Requirement:
Write out every line of the material as it stands, apart from the pictures.

Input material:

============================================================

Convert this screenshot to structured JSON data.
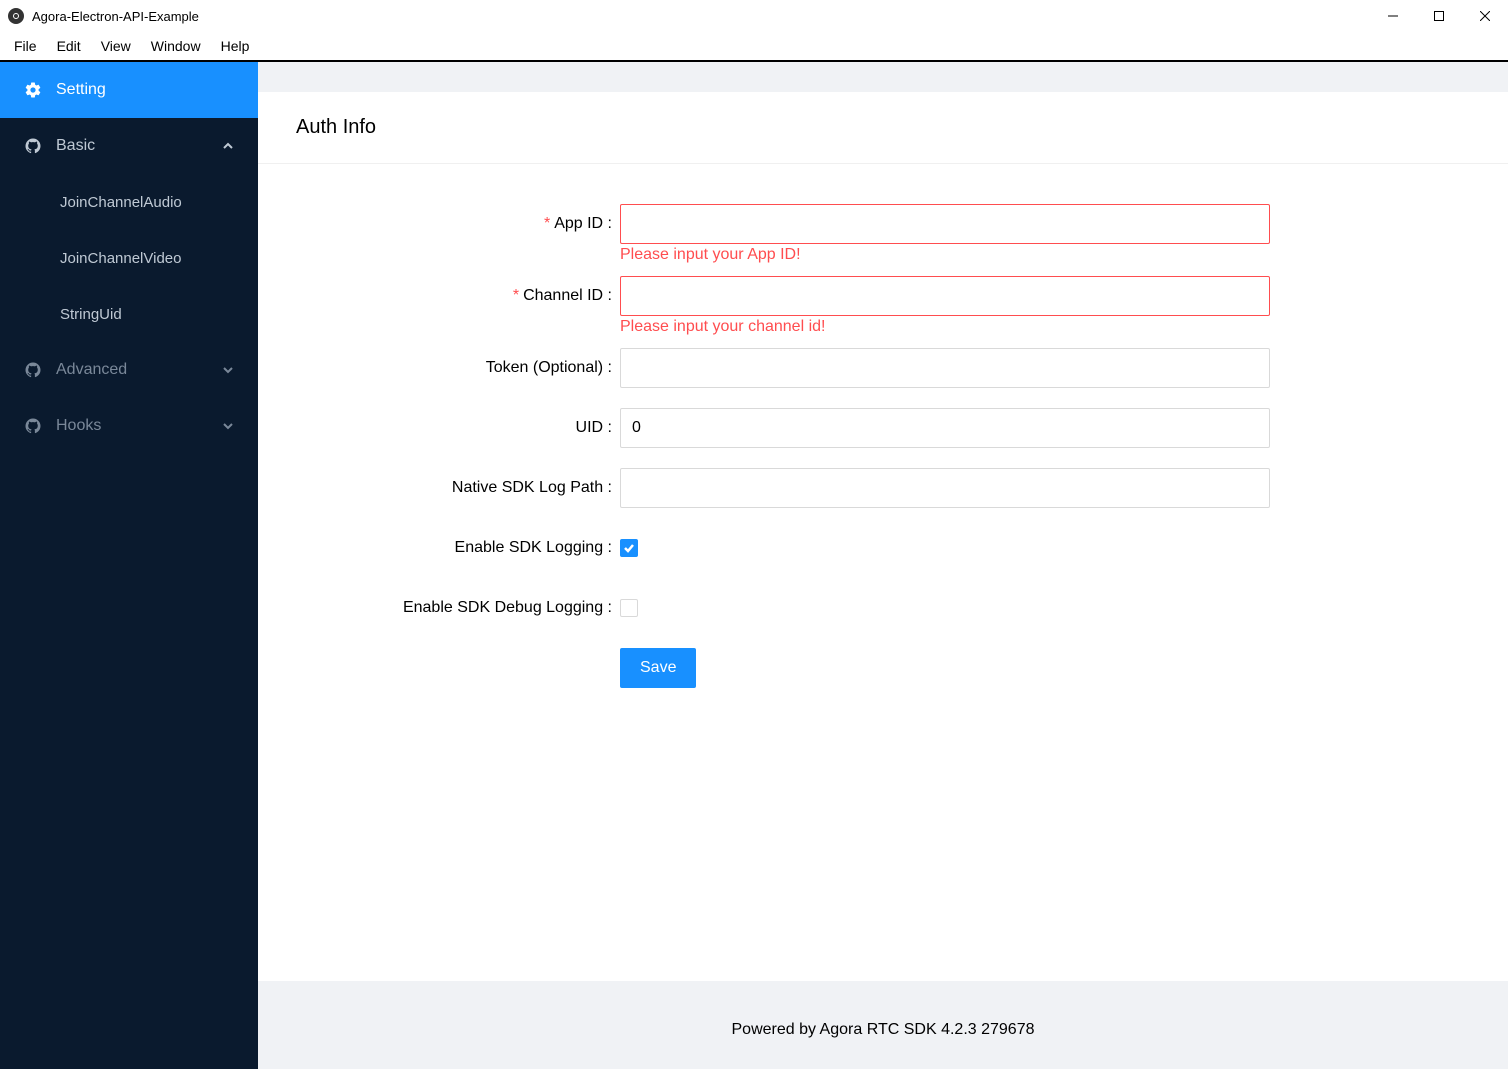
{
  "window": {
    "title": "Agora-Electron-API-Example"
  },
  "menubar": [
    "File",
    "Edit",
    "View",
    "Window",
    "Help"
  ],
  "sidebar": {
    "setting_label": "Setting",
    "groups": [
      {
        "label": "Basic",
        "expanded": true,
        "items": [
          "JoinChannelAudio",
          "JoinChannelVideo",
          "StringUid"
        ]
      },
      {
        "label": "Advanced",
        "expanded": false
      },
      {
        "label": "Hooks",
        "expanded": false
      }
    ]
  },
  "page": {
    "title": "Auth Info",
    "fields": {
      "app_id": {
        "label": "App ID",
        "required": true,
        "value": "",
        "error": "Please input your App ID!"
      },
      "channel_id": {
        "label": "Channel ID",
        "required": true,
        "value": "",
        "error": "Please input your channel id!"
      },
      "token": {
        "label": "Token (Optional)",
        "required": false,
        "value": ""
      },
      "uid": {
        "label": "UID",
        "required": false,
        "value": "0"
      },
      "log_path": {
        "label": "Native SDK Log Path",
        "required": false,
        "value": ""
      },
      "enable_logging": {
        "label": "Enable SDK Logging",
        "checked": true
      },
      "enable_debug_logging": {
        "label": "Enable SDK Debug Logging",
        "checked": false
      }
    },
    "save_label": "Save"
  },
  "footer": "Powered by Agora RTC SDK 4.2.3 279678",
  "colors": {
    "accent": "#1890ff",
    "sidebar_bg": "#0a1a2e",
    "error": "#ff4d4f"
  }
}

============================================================

Written solution:
Convert this screenshot to structured JSON data.
{
  "window": {
    "title": "Agora-Electron-API-Example"
  },
  "menubar": [
    "File",
    "Edit",
    "View",
    "Window",
    "Help"
  ],
  "sidebar": {
    "setting_label": "Setting",
    "groups": [
      {
        "label": "Basic",
        "expanded": true,
        "items": [
          "JoinChannelAudio",
          "JoinChannelVideo",
          "StringUid"
        ]
      },
      {
        "label": "Advanced",
        "expanded": false
      },
      {
        "label": "Hooks",
        "expanded": false
      }
    ]
  },
  "page": {
    "title": "Auth Info",
    "fields": {
      "app_id": {
        "label": "App ID",
        "required": true,
        "value": "",
        "error": "Please input your App ID!"
      },
      "channel_id": {
        "label": "Channel ID",
        "required": true,
        "value": "",
        "error": "Please input your channel id!"
      },
      "token": {
        "label": "Token (Optional)",
        "required": false,
        "value": ""
      },
      "uid": {
        "label": "UID",
        "required": false,
        "value": "0"
      },
      "log_path": {
        "label": "Native SDK Log Path",
        "required": false,
        "value": ""
      },
      "enable_logging": {
        "label": "Enable SDK Logging",
        "checked": true
      },
      "enable_debug_logging": {
        "label": "Enable SDK Debug Logging",
        "checked": false
      }
    },
    "save_label": "Save"
  },
  "footer": "Powered by Agora RTC SDK 4.2.3 279678",
  "colors": {
    "accent": "#1890ff",
    "sidebar_bg": "#0a1a2e",
    "error": "#ff4d4f"
  }
}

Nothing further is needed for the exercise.